- _Exercise aim_:
Take the entries below and retype them exactly.

- _Given records_:
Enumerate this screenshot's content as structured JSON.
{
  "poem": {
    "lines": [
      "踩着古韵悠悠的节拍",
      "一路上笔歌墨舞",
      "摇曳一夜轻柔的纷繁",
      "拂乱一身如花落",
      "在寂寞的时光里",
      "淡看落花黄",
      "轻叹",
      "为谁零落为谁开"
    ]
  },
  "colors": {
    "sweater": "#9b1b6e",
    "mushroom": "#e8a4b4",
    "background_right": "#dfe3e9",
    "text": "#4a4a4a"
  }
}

- _Solution to the problem_:
Enumerate this screenshot's content as structured JSON.
{
  "poem": {
    "lines": [
      "踩着古韵悠悠的节拍",
      "一路上笔歌墨舞",
      "摇曳一夜轻柔的纷繁",
      "拂乱一身如花落",
      "在寂寞的时光里",
      "淡看落花黄",
      "轻叹",
      "为谁零落为谁开"
    ]
  },
  "colors": {
    "sweater": "#9b1b6e",
    "mushroom": "#e8a4b4",
    "background_right": "#dfe3e9",
    "text": "#4a4a4a"
  }
}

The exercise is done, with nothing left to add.